Balderas plans to fight for more resources for NNMC
As the Honorable Hector Balderas’ second term New Mexico Attorney General comes to a close due to term limits, he is preparing to take up the reigns as president of Northern New Mexico College (NNMC). Balderas will assume his new leadership role on January 1, 2023.
The NNMC Board of Regents voted unanimously on December 8 to confirm Balderas as Northern’s next president. The contract approved by the board is from Jan. 1, 2023 – June 30, 2026, with a salary of $232,500 a year.
“I’m inspired that the community is getting involved in our planning process. I’m looking forward to partnering with the community and know they are excited about positive change,” Balderas said. “I’m honored that the regents, faculty and staff will collaborate with me as we take on Northern New Mexico College into the future, building on student success and institutional development. We’re going to enhance the student experience, creating opportunities for them in transformational, educational and professional opportunities.”
During the candidate interview process, Balderas stressed that he sees himself in Northern’s students, speaking about his own struggles to succeed as a student from Northern New Mexico with limited resources. He overcame those obstacles to earn a Bachelor of Arts in Political Science from New Mexico Highlands University and a Juris Doctor degree from the University of New Mexico Law School.
Balderas vowed to use his leadership experience managing large state agencies, working with the legislature and his ability to build coalitions and bring opposing constituencies together to fight for more resources for NNMC and its students. He sees inequities in how the legislature allocates funding between large and small higher education institutions and believes he has the skills to address that issue.
Balderas’ career has been marked by a passion for public service. After earning degrees from New Mexico Highlands University and the University of New Mexico Law School, he turned down opportunities to work in the private sector to become Bernalillo County Assistant District Attorney.
At the age of 29, Balderas ran for a seat in the New Mexico House of Representatives, where he worked with legislators on both sides of the aisle. The New Mexico State Bar Association acknowledged his achievements by naming Balderas Outstanding Young Lawyer of New Mexico for 2006.
Balderas was elected as N.M. state auditor in 2006, where he had oversight of $60 billion in assets collectively held by over 1,000 New Mexico government entities. During his time as auditor he exposed corruption and mismanagement of taxpayer funds, fought for government transparency and worked to hold public officials accountable.
When Balderas was elected attorney general in 2014, he led the statewide ticket with the most votes in both his election and re-election. His landmark achievements include securing the largest Opiate Settlement payment in state history and hundreds of millions of dollars in settlements from large corporations for preying on New Mexicans. He successfully prosecuted cases against sex offenders, auto manufacturers, tech companies and corruption cases and fought to protect tribal sovereignty.
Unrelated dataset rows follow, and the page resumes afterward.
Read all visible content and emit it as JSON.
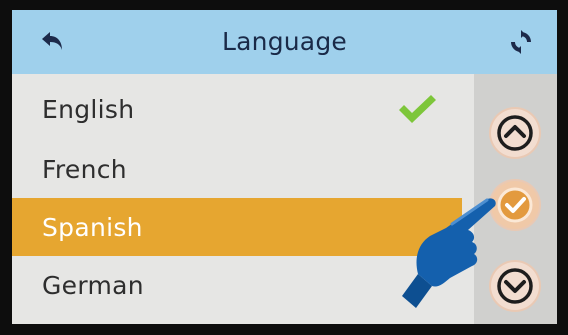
{
  "header": {
    "title": "Language",
    "back_icon": "back-arrow-icon",
    "refresh_icon": "refresh-icon"
  },
  "languages": [
    {
      "label": "English",
      "checked": true,
      "selected": false
    },
    {
      "label": "French",
      "checked": false,
      "selected": false
    },
    {
      "label": "Spanish",
      "checked": false,
      "selected": true
    },
    {
      "label": "German",
      "checked": false,
      "selected": false
    }
  ],
  "side_controls": {
    "up_icon": "chevron-up-icon",
    "confirm_icon": "confirm-check-icon",
    "down_icon": "chevron-down-icon"
  },
  "colors": {
    "header_bg": "#9fd0ec",
    "selected_bg": "#e6a630",
    "check_green": "#7dc63a",
    "button_accent": "#e39a3e"
  }
}
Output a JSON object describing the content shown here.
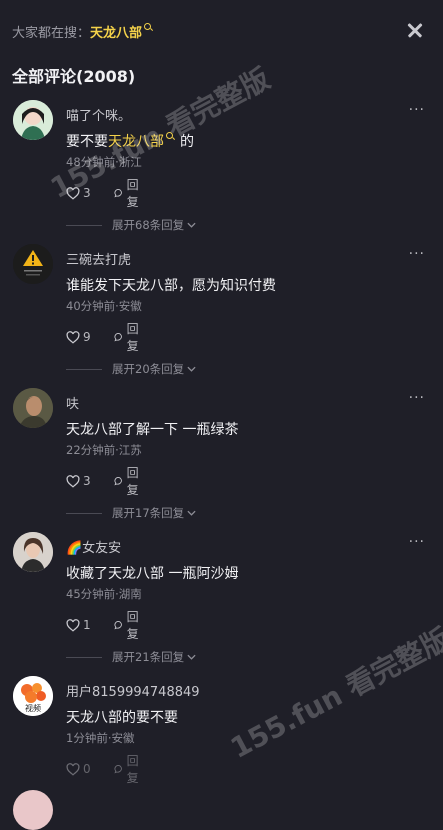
{
  "header": {
    "search_prefix": "大家都在搜：",
    "search_term": "天龙八部",
    "comment_count_title": "全部评论(2008)"
  },
  "comments": [
    {
      "username": "喵了个咪。",
      "text_before": "要不要",
      "text_highlight": "天龙八部",
      "text_after": "的",
      "meta": "48分钟前·浙江",
      "likes": "3",
      "reply_label": "回复",
      "expand_label": "展开68条回复"
    },
    {
      "username": "三碗去打虎",
      "text": "谁能发下天龙八部，愿为知识付费",
      "meta": "40分钟前·安徽",
      "likes": "9",
      "reply_label": "回复",
      "expand_label": "展开20条回复"
    },
    {
      "username": "呋",
      "text": "天龙八部了解一下 一瓶绿茶",
      "meta": "22分钟前·江苏",
      "likes": "3",
      "reply_label": "回复",
      "expand_label": "展开17条回复"
    },
    {
      "username": "🌈女友安",
      "text": "收藏了天龙八部 一瓶阿沙姆",
      "meta": "45分钟前·湖南",
      "likes": "1",
      "reply_label": "回复",
      "expand_label": "展开21条回复"
    },
    {
      "username": "用户8159994748849",
      "text": "天龙八部的要不要",
      "meta": "1分钟前·安徽",
      "likes": "0",
      "reply_label": "回复",
      "avatar_label": "视频"
    }
  ],
  "more_label": "···",
  "watermark": "155.fun 看完整版",
  "colors": {
    "background": "#1f1f28",
    "highlight": "#f4d24a"
  }
}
Balderas has also been a champion for ensuring that educational institutions are safe environments for families. His office successfully prosecuted Gary Gregor for raping and sexually assaulting fourth grade students while teaching at the old Agua Fría Elementary School and reached a settlement with Google and Tiny Labs for illegally collecting personal information from children. Balderas also worked with the University of New Mexico and New Mexico State University to implement on-campus safety reforms, helping them strengthen sexual abuse reporting to protect female students.
As attorney general, Balderas aggressively pursued an historic student loan forgiveness settlement for students of the now-defunct ITT Tech. New Mexico joined 47 other states and the consumer financial protection board to reach a $330 million settlement, with $4 million of that going to New Mexico students. Another settlement for $168 million provided $2.3 million for New Mexicans.
“My record on these issues should be reassuring for parents and families that want to send their kids to Northern,” Balderas said. “We’re going to work on strengthening the institution, but we’re really going to build it around students and the student experience and student safety.”
Hector Balderas was raised by a single mother in the small village of Wagon Mound, New Mexico. He became the first person from Wagon Mound to graduate from law school and become an attorney. His wife Denise is a life-long educator and administrator. The couple has three adult children: twenty-five-year-old Hector Jr., Mariola, who is 21, and Arianna, age 23.
Northern is currently in the planning stage for events to welcome their new president and introduce him to the Northern family and community.
“I’m excited to get to engage the faculty and the professional staff and the students,” Balderas said. “And I’m excited about engaging the community and getting ready to enter into the legislative budget process.”